Lawsuit Alleges New Hampshire Primary Robocall Scheme Suppressed Democratic Voters

WASHINGTON, D.C. — A group of individual New Hampshire voters and the League of Women Voters filed a federal lawsuit today alleging that a scheme involving thousands of AI-generated robocalls sought to suppress Democratic voter participation in New Hampshire’s 2024 presidential primary. 

According to the lawsuit, the defendants — political operative Steve Kramer and two telecom companies — sent thousands of robocalls simulating the voice of President Joe Biden that urged recipients not to vote in New Hampshire’s Jan. 23, 2024 presidential primary. The robocalls, which the lawsuit says were executed just two days prior to the primary and at a very low cost, told voters to “save” their vote for the general election. 

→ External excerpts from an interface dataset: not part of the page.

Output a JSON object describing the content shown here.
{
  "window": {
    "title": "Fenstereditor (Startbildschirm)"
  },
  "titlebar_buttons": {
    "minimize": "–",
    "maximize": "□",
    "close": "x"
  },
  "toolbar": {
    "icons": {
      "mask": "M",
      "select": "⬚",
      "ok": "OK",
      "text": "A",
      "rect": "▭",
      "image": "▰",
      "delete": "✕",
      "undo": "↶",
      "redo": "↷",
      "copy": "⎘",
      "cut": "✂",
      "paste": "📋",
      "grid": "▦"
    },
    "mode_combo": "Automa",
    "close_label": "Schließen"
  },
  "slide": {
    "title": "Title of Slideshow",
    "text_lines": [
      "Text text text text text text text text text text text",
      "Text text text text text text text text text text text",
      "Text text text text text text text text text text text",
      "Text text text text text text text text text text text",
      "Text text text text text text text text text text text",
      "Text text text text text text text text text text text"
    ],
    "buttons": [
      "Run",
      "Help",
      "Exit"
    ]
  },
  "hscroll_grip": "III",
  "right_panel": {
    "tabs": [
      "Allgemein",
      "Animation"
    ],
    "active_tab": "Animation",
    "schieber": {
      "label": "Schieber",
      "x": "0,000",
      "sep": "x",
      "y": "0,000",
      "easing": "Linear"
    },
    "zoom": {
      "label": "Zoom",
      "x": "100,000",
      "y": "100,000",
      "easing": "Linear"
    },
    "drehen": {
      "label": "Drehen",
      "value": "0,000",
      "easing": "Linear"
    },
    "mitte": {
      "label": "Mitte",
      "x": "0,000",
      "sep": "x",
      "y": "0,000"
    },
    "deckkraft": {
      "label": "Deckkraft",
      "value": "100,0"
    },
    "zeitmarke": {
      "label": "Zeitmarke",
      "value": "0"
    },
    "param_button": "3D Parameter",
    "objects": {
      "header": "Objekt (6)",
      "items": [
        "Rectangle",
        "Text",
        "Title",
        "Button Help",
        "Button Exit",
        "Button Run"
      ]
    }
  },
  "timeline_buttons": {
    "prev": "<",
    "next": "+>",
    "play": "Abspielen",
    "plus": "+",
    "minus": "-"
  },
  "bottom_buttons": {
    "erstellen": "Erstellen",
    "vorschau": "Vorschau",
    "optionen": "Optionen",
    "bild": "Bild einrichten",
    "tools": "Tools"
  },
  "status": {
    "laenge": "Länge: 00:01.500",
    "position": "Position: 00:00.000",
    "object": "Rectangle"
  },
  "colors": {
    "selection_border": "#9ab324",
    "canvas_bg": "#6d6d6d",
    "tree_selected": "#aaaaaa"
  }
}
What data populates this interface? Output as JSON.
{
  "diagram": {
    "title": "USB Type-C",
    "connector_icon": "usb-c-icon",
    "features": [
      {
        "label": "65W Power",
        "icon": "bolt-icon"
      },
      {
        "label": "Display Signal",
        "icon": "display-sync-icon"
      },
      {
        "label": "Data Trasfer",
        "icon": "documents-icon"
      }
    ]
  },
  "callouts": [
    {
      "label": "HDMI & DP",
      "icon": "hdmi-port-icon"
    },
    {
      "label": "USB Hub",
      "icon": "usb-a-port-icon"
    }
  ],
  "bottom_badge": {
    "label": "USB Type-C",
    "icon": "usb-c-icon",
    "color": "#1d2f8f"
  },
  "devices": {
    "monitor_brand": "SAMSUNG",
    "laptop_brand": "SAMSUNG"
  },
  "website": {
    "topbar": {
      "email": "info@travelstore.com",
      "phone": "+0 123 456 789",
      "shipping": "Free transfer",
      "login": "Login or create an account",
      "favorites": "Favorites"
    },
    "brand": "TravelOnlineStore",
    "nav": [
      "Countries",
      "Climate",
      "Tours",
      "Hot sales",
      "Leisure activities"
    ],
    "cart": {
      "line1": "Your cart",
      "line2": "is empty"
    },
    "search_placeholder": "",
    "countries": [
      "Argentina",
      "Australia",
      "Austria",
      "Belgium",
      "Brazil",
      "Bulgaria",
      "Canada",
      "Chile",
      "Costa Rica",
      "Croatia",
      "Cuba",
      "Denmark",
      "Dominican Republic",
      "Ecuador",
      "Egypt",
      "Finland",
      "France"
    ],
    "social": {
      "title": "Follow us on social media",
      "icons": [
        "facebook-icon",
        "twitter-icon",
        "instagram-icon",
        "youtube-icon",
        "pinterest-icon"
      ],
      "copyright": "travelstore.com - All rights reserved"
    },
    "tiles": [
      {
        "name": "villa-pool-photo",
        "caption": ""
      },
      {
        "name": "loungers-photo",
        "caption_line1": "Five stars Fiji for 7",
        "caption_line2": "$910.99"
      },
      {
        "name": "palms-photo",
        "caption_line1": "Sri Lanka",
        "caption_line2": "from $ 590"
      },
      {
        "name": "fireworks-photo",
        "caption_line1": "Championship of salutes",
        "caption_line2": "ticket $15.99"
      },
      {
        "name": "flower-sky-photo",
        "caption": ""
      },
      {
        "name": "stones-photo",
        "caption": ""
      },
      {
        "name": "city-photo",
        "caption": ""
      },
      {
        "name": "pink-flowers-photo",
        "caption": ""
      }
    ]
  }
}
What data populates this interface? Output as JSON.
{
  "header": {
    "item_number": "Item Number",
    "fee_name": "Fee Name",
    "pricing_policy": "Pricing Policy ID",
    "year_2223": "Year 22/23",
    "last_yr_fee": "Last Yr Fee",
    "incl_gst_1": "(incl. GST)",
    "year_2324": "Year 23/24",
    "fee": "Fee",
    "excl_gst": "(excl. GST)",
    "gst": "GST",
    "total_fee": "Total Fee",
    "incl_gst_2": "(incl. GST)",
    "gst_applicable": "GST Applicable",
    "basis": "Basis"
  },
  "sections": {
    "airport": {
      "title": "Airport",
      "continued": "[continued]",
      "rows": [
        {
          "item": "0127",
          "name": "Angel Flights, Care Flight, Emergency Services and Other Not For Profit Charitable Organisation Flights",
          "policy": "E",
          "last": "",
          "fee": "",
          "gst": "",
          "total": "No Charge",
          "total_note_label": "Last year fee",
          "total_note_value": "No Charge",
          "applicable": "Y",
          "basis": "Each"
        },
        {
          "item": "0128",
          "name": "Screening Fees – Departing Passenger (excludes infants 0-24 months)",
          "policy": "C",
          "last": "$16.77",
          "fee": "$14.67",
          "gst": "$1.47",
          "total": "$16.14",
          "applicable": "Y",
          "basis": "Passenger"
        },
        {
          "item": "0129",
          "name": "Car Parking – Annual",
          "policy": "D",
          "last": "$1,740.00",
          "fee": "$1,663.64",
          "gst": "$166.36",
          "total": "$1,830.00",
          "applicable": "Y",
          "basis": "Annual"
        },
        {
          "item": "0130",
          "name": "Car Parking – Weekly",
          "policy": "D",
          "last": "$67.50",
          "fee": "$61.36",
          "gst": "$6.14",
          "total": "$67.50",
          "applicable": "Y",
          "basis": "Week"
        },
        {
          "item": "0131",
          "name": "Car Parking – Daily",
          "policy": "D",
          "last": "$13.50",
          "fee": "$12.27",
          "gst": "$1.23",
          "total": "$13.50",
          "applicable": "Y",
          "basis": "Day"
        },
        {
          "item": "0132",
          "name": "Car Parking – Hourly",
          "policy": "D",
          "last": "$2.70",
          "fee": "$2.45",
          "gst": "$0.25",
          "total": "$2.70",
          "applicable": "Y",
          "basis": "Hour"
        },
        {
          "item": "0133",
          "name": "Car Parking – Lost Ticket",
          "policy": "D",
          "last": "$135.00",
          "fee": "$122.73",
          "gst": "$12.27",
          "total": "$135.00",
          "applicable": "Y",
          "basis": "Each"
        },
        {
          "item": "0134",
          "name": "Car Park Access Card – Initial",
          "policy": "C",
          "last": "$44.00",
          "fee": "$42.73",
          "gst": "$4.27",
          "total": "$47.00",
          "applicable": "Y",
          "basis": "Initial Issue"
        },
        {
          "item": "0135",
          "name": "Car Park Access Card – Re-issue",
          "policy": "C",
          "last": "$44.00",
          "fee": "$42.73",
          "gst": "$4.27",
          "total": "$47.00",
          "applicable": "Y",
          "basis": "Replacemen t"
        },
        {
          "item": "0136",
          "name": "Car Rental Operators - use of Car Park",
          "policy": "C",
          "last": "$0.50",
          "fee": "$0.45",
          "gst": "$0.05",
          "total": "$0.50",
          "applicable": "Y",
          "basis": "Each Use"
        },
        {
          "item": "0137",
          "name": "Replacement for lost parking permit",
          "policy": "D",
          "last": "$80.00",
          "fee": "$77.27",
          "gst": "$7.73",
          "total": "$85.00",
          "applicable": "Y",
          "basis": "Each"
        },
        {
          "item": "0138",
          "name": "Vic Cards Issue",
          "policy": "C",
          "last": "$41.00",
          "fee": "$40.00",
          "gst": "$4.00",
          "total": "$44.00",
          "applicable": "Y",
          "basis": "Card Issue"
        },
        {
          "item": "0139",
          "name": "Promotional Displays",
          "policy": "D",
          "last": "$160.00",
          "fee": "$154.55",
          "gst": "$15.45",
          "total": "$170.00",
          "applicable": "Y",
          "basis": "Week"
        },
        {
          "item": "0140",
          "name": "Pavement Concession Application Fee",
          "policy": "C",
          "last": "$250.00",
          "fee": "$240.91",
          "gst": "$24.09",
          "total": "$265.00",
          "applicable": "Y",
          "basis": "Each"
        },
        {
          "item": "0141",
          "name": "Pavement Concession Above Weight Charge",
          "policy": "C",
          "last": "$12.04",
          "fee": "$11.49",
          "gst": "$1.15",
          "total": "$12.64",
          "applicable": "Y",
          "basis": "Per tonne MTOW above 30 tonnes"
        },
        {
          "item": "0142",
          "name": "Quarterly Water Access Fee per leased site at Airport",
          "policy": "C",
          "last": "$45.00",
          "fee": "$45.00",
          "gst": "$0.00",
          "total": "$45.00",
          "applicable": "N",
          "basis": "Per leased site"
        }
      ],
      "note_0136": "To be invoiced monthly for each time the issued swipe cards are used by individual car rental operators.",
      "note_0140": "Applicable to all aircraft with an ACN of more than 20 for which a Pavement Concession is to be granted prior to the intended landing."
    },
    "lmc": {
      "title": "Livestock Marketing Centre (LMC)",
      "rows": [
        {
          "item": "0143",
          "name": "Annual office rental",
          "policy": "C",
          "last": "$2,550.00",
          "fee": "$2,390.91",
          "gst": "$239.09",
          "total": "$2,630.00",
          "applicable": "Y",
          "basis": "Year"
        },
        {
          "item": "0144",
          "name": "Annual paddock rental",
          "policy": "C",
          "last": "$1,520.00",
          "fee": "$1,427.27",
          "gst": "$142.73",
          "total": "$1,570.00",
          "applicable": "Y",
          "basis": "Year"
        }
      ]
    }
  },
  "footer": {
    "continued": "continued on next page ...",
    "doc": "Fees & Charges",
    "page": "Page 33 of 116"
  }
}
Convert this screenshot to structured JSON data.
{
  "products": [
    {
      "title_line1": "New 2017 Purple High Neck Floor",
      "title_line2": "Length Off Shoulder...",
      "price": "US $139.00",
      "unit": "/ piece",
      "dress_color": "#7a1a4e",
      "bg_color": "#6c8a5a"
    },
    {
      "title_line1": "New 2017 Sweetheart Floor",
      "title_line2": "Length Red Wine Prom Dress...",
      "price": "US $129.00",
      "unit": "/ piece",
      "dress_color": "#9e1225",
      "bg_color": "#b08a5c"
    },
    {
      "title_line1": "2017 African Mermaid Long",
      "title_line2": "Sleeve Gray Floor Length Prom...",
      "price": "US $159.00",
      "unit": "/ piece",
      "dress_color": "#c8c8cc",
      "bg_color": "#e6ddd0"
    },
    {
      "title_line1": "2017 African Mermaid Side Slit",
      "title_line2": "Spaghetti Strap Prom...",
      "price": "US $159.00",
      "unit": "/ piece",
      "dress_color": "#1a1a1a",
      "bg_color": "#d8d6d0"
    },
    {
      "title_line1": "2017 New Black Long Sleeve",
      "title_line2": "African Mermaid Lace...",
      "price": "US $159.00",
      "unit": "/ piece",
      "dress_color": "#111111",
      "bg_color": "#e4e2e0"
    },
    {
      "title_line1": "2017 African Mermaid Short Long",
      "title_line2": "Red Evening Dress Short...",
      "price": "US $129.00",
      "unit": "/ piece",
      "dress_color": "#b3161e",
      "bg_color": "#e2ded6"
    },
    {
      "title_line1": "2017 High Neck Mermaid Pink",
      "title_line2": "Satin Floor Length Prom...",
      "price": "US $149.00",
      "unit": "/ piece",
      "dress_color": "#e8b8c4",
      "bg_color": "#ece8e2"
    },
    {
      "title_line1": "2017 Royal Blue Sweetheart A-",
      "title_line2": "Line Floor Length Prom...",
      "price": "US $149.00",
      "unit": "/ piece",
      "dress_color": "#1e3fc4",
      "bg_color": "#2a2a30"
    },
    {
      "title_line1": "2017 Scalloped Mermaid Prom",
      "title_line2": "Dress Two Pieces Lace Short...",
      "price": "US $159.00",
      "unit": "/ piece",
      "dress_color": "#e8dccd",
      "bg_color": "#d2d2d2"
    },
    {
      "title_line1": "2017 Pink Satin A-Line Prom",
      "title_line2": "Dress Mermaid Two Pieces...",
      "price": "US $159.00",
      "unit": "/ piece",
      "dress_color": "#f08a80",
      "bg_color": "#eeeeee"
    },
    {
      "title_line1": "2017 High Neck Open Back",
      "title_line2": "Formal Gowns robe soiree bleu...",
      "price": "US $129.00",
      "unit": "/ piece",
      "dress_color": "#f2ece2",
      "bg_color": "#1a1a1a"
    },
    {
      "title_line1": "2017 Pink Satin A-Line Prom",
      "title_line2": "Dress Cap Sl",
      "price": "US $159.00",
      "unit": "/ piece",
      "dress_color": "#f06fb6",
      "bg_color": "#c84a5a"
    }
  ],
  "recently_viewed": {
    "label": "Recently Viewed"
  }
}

The complaint states that the robocalls specifically attempted to intimidate and deter likely Democratic voters from participating in the primary by “falsely and maliciously” stating that doing so would “only enable[] the Republicans in their quest to elect Donald Trump again.”

The lawsuit also claims that at least some of the robocalls “spoofed” a personal phone number “associated with a prominent former state Democratic Party leader known to be a supporter of President Biden.”

“If Defendants’ deceptive and coercive tactics are not immediately declared unlawful, enjoined, and punished, citizens’ ability to exercise their right to vote free and unimpaired—the linchpin of all other civil and political rights—will be imperiled,” the lawsuit reads. 

The new civil suit asserts that the defendants’ AI-generated, “mass voter suppression” scheme must be declared unlawful under Section 11(b) of the Voting Rights — which protects voters from intimidation — as well as the Telephone Consumer Protection Act and New Hampshire state law. In addition to requesting that a federal court declare the defendants’ conduct “unlawful for the sake of protecting the long-term health of American democracy,” the plaintiffs seek monetary damages. 

Meanwhile, a criminal probe into the robocalls announced by the New Hampshire attorney general’s office in early February remains ongoing. At the end of February, Kramer — who admitted to orchestrating the robocall scheme and has engaged in past election-related misconduct — said he wanted to “wake up” the country about the potential for AI to influence elections. 

Today’s lawsuit concluded that if the defendants are not permanently prohibited from “deploying AI-generated robocalls, there is a strong likelihood that it will happen again.”

Read the complaint here.

Learn more about the case here.